So much stinks about a Nov. 26 leak in the new Vera Cruz sewer system that it’s hard to know where to begin -- based on comments by Upper Milford residents and a township supervisor Thursday night.
But the roomful of residents who came to the supervisors meeting to discuss the recent failure of the new sewer system did their best to share their concerns about the situation and how it was handled.
Phil Casey, a regular at spervisors meetings who frequently addresses the board, got the ball rolling by describing what he saw on Main Road East in the early afternoon of Sunday, Nov. 26.
According to Casey, the amount of raw sewage spreading across Main Road East near Mystic Chain Park was well more than the 5 gallons per minute claimed by the Lehigh County Authority. Instead, Casey likened what he saw to the amount of liquid flowing across the roadway after a rainstorm.
Supervisor George DeVault backed up Casey on this point.
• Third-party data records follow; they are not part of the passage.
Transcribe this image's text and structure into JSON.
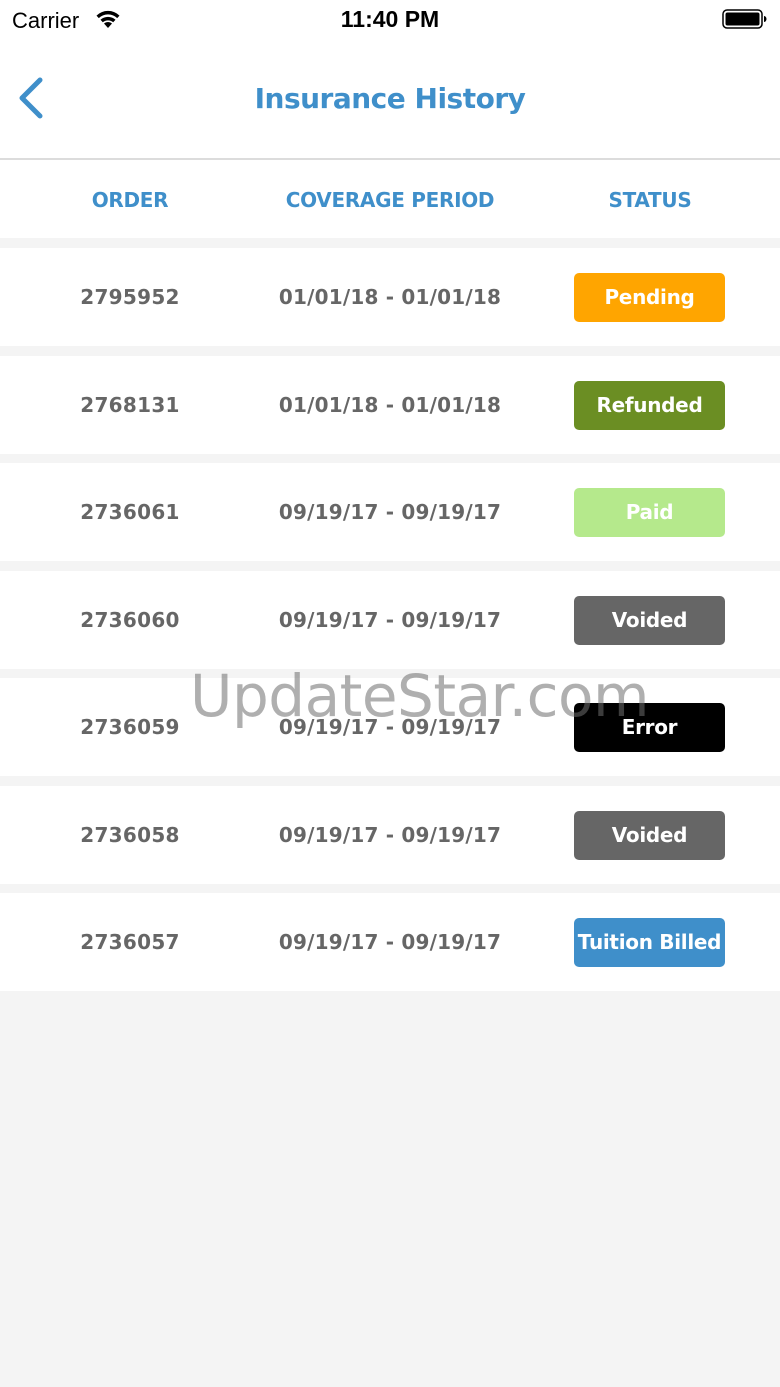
{
  "status_bar": {
    "carrier": "Carrier",
    "time": "11:40 PM",
    "wifi_icon": "wifi-icon",
    "battery_icon": "battery-icon"
  },
  "nav": {
    "title": "Insurance History",
    "back_icon": "chevron-left-icon"
  },
  "columns": {
    "order": "ORDER",
    "period": "COVERAGE PERIOD",
    "status": "STATUS"
  },
  "rows": [
    {
      "order": "2795952",
      "period": "01/01/18 - 01/01/18",
      "status": "Pending",
      "status_color": "#ffa500"
    },
    {
      "order": "2768131",
      "period": "01/01/18 - 01/01/18",
      "status": "Refunded",
      "status_color": "#6b8e23"
    },
    {
      "order": "2736061",
      "period": "09/19/17 - 09/19/17",
      "status": "Paid",
      "status_color": "#b5e98c"
    },
    {
      "order": "2736060",
      "period": "09/19/17 - 09/19/17",
      "status": "Voided",
      "status_color": "#666666"
    },
    {
      "order": "2736059",
      "period": "09/19/17 - 09/19/17",
      "status": "Error",
      "status_color": "#000000"
    },
    {
      "order": "2736058",
      "period": "09/19/17 - 09/19/17",
      "status": "Voided",
      "status_color": "#666666"
    },
    {
      "order": "2736057",
      "period": "09/19/17 - 09/19/17",
      "status": "Tuition Billed",
      "status_color": "#3f8fca"
    }
  ],
  "colors": {
    "accent": "#3f8fca",
    "text_secondary": "#666666",
    "background": "#f4f4f4"
  },
  "watermark": "UpdateStar.com"
}
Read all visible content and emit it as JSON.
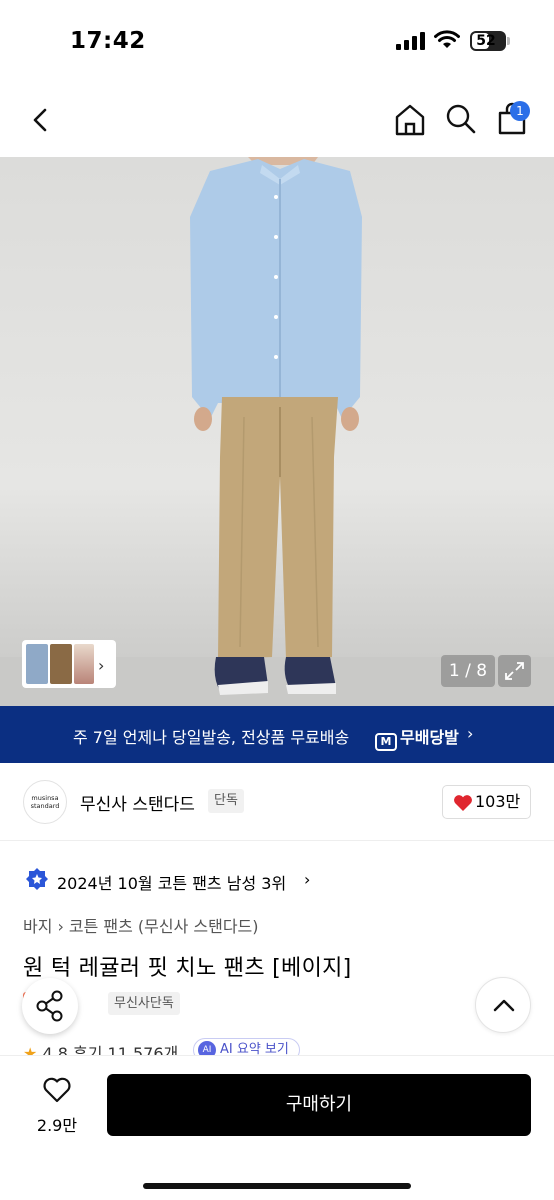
{
  "status_bar": {
    "time": "17:42",
    "battery": "52",
    "battery_level": 0.52
  },
  "nav": {
    "cart_count": "1"
  },
  "gallery": {
    "pager": "1 / 8"
  },
  "banner": {
    "text": "주 7일 언제나 당일발송, 전상품 무료배송",
    "logo_mark": "M",
    "logo_text": "무배당발"
  },
  "brand": {
    "logo_line1": "musinsa",
    "logo_line2": "standard",
    "name": "무신사 스탠다드",
    "tag": "단독",
    "likes": "103만"
  },
  "ranking": {
    "text": "2024년 10월 코튼 팬츠 남성 3위"
  },
  "breadcrumb": {
    "level1": "바지",
    "level2": "코튼 팬츠 (무신사 스탠다드)"
  },
  "product": {
    "title": "원 턱 레귤러 핏 치노 팬츠 [베이지]",
    "tag_sale": "세일",
    "tag_exclusive": "무신사단독"
  },
  "rating": {
    "score": "4.8",
    "reviews": "후기 11,576개",
    "ai_mark": "AI",
    "ai_label": "AI 요약 보기"
  },
  "bottom": {
    "wish_count": "2.9만",
    "buy_label": "구매하기"
  },
  "colors": {
    "banner": "#0b2f82",
    "badge": "#2b6fe8",
    "sale": "#f37659",
    "heart": "#e0262f"
  }
}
DeVault, who is the assistant fire chief in Citizens Fire Company, was called out to Main Road East Sunday night when repeated complaints by residents to LCA about the leak went unanswered.
Based on the accounts of several township residents and employees, including Township Public Works Coordinator Steven Ackerman, LCA phone operators consistently told Upper Milford callers that LCA workers would come out to assess the situation the next morning, even as an undetermined amount of raw sewage was pouring into Liebert Creek.
DeVault said: “There was a heck of a lot more than what they are saying. Five gallons a minute is more like a dribble out of a garden hose. This was gushing out like a 4-inch fire hose.”
DeVault went on to say that when he and a state police trooper finally convinced LCA to send someone out to shut down the leak around 10 Sunday night, the pair who arrived was poorly equipped to handle the situation.
DeVault said he had to go into his truck and pull out a pipe and hit the road with it until he contacted metal so he could show the LCA workers where to find the underground sewer system. “Then they had to use five different wrenches until they found the one that would shut off the curb stop,” DeVault said.
Ultimately, it was determined that a broken check valve was the cause of the leak. The valve was damaged by a large basketball-sized rock thrown on top of the valve by a contractor when backfilling the sewer line.
“Backfilling 101 is that you don’t throw a rock on top of the pipes,” said Supervisors Chair Daniel Mohr, who owns a plumbing business. Mohr added that the specs on the Vera Cruz project say that no stones larger than 4 inches in diameter should be thrown into the ditch.
Mohr has not worked on the Vera Cruz Sewer Project.